Eva Hampl, USCIB’s director for investment, trade and financial services was in Paris last week representing USCIB at a special roundtable at the OECD on Integrity, the Fight Against Corruption and Responsible Business Conduct in the State-Owned Enterprises (SOE) Sector.
As a discussant on the issue of transparency, Hampl noted that SOEs are increasing in global commerce, where 22% of the world’s largest 100 firms are effectively under state control. “As SOEs proliferate, they disadvantage companies operating without state support or control,” warned Hampl.
The OECD Foreign Bribery Report, which was published December 2014 and is based on data from the 427 foreign bribery cases that have been concluded since the entry into force of the OECD Anti-Bribery Convention in 1999, found that bribes were offered or given most frequently to employees of SOEs at 27% of the total cases.
“SOEs are particularly vulnerable to corruption due to factors such as a close relationship between government, politicians and the SOE senior management, and in some cases lack of transparency and reporting,” said Hampl.
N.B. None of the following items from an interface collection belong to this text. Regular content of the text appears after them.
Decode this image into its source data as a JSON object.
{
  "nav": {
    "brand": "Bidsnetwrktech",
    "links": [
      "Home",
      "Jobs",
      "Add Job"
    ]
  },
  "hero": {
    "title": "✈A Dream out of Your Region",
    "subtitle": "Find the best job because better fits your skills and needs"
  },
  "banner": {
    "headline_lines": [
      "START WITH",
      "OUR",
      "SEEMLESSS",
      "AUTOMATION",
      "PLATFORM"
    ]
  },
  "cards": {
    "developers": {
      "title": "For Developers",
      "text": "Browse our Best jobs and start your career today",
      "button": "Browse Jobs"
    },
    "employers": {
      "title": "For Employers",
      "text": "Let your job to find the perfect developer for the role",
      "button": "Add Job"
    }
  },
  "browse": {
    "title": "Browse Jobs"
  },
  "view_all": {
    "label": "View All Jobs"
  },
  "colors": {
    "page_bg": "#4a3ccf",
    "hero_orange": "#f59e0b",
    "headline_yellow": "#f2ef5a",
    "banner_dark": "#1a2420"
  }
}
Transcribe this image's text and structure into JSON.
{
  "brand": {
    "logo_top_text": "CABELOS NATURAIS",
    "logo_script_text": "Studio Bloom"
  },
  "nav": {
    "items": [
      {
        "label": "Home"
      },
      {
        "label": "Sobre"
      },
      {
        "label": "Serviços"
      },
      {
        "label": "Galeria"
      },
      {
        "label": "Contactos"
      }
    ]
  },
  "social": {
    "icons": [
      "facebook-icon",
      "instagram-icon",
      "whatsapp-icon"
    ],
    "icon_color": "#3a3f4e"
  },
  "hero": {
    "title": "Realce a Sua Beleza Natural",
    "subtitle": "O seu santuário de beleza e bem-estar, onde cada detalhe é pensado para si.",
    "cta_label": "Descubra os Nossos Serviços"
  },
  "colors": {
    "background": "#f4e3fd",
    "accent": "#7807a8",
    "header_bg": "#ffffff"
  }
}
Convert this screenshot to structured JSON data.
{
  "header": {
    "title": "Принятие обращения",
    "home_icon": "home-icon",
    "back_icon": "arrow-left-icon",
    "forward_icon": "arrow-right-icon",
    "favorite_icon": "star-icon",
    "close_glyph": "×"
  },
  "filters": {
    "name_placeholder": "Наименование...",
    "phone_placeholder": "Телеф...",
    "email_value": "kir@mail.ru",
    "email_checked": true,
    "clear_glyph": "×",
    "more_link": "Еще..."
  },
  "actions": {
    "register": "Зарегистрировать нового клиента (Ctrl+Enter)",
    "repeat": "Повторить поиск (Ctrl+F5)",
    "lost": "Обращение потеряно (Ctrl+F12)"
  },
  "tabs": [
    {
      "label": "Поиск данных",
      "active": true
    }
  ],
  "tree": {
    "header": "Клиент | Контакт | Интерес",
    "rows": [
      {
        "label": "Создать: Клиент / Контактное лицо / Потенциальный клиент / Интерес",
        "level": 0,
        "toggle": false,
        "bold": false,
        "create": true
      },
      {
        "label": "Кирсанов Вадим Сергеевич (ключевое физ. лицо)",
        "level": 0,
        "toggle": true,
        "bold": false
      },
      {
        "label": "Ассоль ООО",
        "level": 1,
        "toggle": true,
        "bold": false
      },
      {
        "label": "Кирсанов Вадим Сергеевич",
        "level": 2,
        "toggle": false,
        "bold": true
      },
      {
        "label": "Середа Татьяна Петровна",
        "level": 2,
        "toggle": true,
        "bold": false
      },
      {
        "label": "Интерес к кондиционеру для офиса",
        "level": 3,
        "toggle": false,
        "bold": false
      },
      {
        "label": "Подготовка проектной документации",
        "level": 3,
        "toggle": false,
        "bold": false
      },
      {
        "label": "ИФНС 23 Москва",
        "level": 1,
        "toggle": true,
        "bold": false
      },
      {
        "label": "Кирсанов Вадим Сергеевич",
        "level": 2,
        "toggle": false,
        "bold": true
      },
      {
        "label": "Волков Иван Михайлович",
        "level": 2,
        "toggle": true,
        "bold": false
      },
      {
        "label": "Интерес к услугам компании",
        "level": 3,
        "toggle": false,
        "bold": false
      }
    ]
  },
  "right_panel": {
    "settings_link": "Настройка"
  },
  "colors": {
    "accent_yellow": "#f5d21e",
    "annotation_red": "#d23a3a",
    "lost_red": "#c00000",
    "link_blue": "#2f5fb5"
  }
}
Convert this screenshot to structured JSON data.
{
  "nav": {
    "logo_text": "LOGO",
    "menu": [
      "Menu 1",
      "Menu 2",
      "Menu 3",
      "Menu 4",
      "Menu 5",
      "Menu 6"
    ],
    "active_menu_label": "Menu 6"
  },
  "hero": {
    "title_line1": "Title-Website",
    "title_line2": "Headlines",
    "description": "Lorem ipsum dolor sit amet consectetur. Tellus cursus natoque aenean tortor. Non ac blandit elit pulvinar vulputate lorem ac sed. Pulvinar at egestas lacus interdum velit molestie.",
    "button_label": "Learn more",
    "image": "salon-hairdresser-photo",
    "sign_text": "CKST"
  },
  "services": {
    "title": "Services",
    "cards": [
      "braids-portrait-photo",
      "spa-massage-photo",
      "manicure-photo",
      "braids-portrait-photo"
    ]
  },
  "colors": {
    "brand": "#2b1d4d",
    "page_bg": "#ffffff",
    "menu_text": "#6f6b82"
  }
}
In addition to the foreign bribery report, OECD research has found that 43 % of SOE employees surveyed have witnessed corruption and other rule-breaking in their company in the last three years.
“Corruption is a cost, also for SOEs,” Hampl added. “The OECD has stated that disclosure and transparency are some of the main concerns regarding market distortions caused by SOEs – the other concern is that SOEs are acting as agents of a sovereign government. The focus on transparency, in which space the OECD has done further work, is certainly important, however with the caveat that in the case of leveling the playing field as to SOEs, it is not a goal in itself.”
Hampl added that there has been a concerning global trend in recent years toward transferring liability from governments onto companies. “This is something that needs to be addressed. To truly level the playing field between SOEs and companies competing in the global market, SOEs must be held to the same standards.”
Following the roundtable, Hampl also participated in the consultation with the OECD Working Party on State Ownership and Privatization Practices, where she reiterated many of the points made at the roundtable, as well as emphasized the importance of the OECD to focus on the demand side of bribery.
Additionally, on the afternoon of Wednesday November 29, USCIB Vice President for Trade and Financial Services Shaun Donnelly will offer business perspectives on a panel discussion on “The OECD Anti-Bribery Convention at 20: Successes and Challenges for the Future” organized by the Coalition for Integrity on the margins of their annual gala dinner later that evening. Panelists being finalized but those invited include: Lucinda Low, member, Board of Directors, Coalition for Integrity, Nicola Bonucci (OECD) and Bruce Swartz, Department of Justice.